__MATERIAL PROVIDED__
- Opening Delimiter -

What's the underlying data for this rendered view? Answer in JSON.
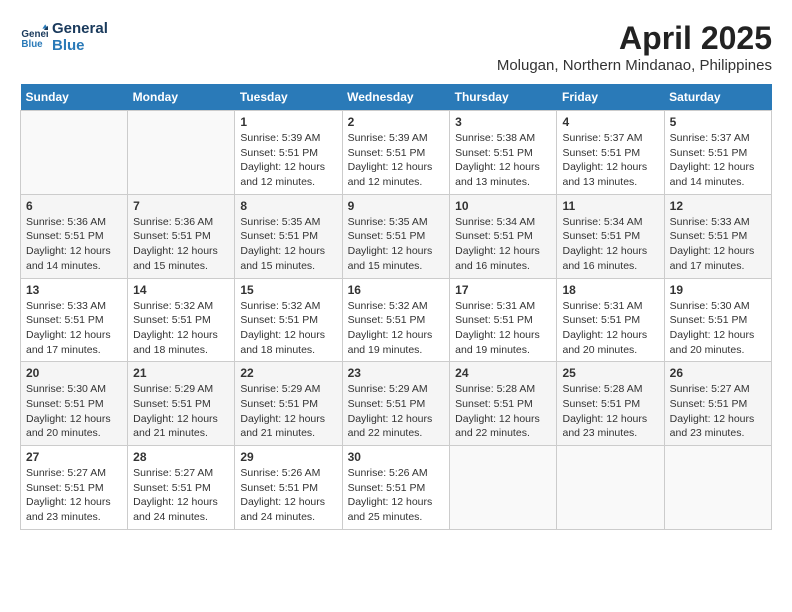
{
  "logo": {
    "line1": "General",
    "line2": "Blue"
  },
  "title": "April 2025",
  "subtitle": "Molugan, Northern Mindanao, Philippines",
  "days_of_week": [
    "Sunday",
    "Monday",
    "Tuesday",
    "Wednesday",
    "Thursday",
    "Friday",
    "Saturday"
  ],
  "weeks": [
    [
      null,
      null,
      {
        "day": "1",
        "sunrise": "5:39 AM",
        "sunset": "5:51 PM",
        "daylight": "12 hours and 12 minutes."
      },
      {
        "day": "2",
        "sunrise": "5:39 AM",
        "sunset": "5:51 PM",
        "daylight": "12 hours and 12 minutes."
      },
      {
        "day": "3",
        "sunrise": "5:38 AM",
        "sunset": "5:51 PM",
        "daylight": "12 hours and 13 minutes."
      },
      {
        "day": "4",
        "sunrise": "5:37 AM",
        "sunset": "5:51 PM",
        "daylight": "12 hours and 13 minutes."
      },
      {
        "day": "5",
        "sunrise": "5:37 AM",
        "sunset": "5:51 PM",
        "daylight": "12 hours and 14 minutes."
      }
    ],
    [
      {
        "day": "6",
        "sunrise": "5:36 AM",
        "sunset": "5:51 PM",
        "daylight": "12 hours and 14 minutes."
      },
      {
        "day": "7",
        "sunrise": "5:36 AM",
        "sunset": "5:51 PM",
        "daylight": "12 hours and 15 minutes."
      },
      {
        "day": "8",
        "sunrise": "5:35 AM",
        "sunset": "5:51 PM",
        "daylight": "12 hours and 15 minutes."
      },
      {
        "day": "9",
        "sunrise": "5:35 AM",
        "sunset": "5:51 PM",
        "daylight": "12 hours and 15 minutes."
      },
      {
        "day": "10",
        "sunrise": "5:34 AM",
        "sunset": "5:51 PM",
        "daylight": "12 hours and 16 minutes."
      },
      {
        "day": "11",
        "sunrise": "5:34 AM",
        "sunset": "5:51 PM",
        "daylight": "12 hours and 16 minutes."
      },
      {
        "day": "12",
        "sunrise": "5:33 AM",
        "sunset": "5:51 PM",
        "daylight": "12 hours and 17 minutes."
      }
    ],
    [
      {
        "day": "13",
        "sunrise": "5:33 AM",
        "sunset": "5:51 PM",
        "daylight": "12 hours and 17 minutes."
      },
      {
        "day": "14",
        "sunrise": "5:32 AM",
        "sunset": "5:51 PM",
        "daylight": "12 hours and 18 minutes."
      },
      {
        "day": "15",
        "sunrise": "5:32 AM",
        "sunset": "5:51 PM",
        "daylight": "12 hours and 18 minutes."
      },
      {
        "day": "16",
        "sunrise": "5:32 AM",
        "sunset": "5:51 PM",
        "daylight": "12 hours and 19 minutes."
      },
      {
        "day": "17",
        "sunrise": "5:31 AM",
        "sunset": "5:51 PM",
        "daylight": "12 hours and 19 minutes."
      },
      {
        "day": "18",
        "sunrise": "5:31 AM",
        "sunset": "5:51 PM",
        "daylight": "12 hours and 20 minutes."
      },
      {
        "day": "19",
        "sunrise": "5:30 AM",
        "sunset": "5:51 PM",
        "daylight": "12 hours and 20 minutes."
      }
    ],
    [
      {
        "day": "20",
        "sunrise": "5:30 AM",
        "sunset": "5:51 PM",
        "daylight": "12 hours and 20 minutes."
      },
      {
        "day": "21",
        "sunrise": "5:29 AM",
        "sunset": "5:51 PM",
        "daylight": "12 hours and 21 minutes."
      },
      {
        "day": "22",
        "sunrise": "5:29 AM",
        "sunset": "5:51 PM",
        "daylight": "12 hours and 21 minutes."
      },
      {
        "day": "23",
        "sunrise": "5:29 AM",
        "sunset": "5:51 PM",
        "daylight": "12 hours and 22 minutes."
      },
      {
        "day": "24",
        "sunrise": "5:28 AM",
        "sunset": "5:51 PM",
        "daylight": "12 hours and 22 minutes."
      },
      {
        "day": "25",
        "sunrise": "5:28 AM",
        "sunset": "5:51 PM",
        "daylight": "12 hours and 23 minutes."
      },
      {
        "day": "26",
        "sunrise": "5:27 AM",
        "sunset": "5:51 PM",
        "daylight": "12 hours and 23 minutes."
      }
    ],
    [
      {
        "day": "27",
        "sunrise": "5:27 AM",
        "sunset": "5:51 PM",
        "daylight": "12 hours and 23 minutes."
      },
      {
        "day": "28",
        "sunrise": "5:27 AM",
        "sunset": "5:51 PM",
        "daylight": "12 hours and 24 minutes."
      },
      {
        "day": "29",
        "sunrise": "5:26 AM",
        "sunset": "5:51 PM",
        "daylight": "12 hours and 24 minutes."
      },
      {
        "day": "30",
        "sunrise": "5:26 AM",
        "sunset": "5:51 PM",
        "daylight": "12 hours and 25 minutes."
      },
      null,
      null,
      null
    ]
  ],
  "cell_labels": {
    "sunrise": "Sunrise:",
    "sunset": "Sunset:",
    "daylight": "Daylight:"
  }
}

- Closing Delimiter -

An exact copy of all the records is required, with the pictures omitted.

What's the underlying data for this rendered view? Answer in JSON.
{
  "logo": {
    "line1": "General",
    "line2": "Blue"
  },
  "title": "April 2025",
  "subtitle": "Molugan, Northern Mindanao, Philippines",
  "days_of_week": [
    "Sunday",
    "Monday",
    "Tuesday",
    "Wednesday",
    "Thursday",
    "Friday",
    "Saturday"
  ],
  "weeks": [
    [
      null,
      null,
      {
        "day": "1",
        "sunrise": "5:39 AM",
        "sunset": "5:51 PM",
        "daylight": "12 hours and 12 minutes."
      },
      {
        "day": "2",
        "sunrise": "5:39 AM",
        "sunset": "5:51 PM",
        "daylight": "12 hours and 12 minutes."
      },
      {
        "day": "3",
        "sunrise": "5:38 AM",
        "sunset": "5:51 PM",
        "daylight": "12 hours and 13 minutes."
      },
      {
        "day": "4",
        "sunrise": "5:37 AM",
        "sunset": "5:51 PM",
        "daylight": "12 hours and 13 minutes."
      },
      {
        "day": "5",
        "sunrise": "5:37 AM",
        "sunset": "5:51 PM",
        "daylight": "12 hours and 14 minutes."
      }
    ],
    [
      {
        "day": "6",
        "sunrise": "5:36 AM",
        "sunset": "5:51 PM",
        "daylight": "12 hours and 14 minutes."
      },
      {
        "day": "7",
        "sunrise": "5:36 AM",
        "sunset": "5:51 PM",
        "daylight": "12 hours and 15 minutes."
      },
      {
        "day": "8",
        "sunrise": "5:35 AM",
        "sunset": "5:51 PM",
        "daylight": "12 hours and 15 minutes."
      },
      {
        "day": "9",
        "sunrise": "5:35 AM",
        "sunset": "5:51 PM",
        "daylight": "12 hours and 15 minutes."
      },
      {
        "day": "10",
        "sunrise": "5:34 AM",
        "sunset": "5:51 PM",
        "daylight": "12 hours and 16 minutes."
      },
      {
        "day": "11",
        "sunrise": "5:34 AM",
        "sunset": "5:51 PM",
        "daylight": "12 hours and 16 minutes."
      },
      {
        "day": "12",
        "sunrise": "5:33 AM",
        "sunset": "5:51 PM",
        "daylight": "12 hours and 17 minutes."
      }
    ],
    [
      {
        "day": "13",
        "sunrise": "5:33 AM",
        "sunset": "5:51 PM",
        "daylight": "12 hours and 17 minutes."
      },
      {
        "day": "14",
        "sunrise": "5:32 AM",
        "sunset": "5:51 PM",
        "daylight": "12 hours and 18 minutes."
      },
      {
        "day": "15",
        "sunrise": "5:32 AM",
        "sunset": "5:51 PM",
        "daylight": "12 hours and 18 minutes."
      },
      {
        "day": "16",
        "sunrise": "5:32 AM",
        "sunset": "5:51 PM",
        "daylight": "12 hours and 19 minutes."
      },
      {
        "day": "17",
        "sunrise": "5:31 AM",
        "sunset": "5:51 PM",
        "daylight": "12 hours and 19 minutes."
      },
      {
        "day": "18",
        "sunrise": "5:31 AM",
        "sunset": "5:51 PM",
        "daylight": "12 hours and 20 minutes."
      },
      {
        "day": "19",
        "sunrise": "5:30 AM",
        "sunset": "5:51 PM",
        "daylight": "12 hours and 20 minutes."
      }
    ],
    [
      {
        "day": "20",
        "sunrise": "5:30 AM",
        "sunset": "5:51 PM",
        "daylight": "12 hours and 20 minutes."
      },
      {
        "day": "21",
        "sunrise": "5:29 AM",
        "sunset": "5:51 PM",
        "daylight": "12 hours and 21 minutes."
      },
      {
        "day": "22",
        "sunrise": "5:29 AM",
        "sunset": "5:51 PM",
        "daylight": "12 hours and 21 minutes."
      },
      {
        "day": "23",
        "sunrise": "5:29 AM",
        "sunset": "5:51 PM",
        "daylight": "12 hours and 22 minutes."
      },
      {
        "day": "24",
        "sunrise": "5:28 AM",
        "sunset": "5:51 PM",
        "daylight": "12 hours and 22 minutes."
      },
      {
        "day": "25",
        "sunrise": "5:28 AM",
        "sunset": "5:51 PM",
        "daylight": "12 hours and 23 minutes."
      },
      {
        "day": "26",
        "sunrise": "5:27 AM",
        "sunset": "5:51 PM",
        "daylight": "12 hours and 23 minutes."
      }
    ],
    [
      {
        "day": "27",
        "sunrise": "5:27 AM",
        "sunset": "5:51 PM",
        "daylight": "12 hours and 23 minutes."
      },
      {
        "day": "28",
        "sunrise": "5:27 AM",
        "sunset": "5:51 PM",
        "daylight": "12 hours and 24 minutes."
      },
      {
        "day": "29",
        "sunrise": "5:26 AM",
        "sunset": "5:51 PM",
        "daylight": "12 hours and 24 minutes."
      },
      {
        "day": "30",
        "sunrise": "5:26 AM",
        "sunset": "5:51 PM",
        "daylight": "12 hours and 25 minutes."
      },
      null,
      null,
      null
    ]
  ],
  "cell_labels": {
    "sunrise": "Sunrise:",
    "sunset": "Sunset:",
    "daylight": "Daylight:"
  }
}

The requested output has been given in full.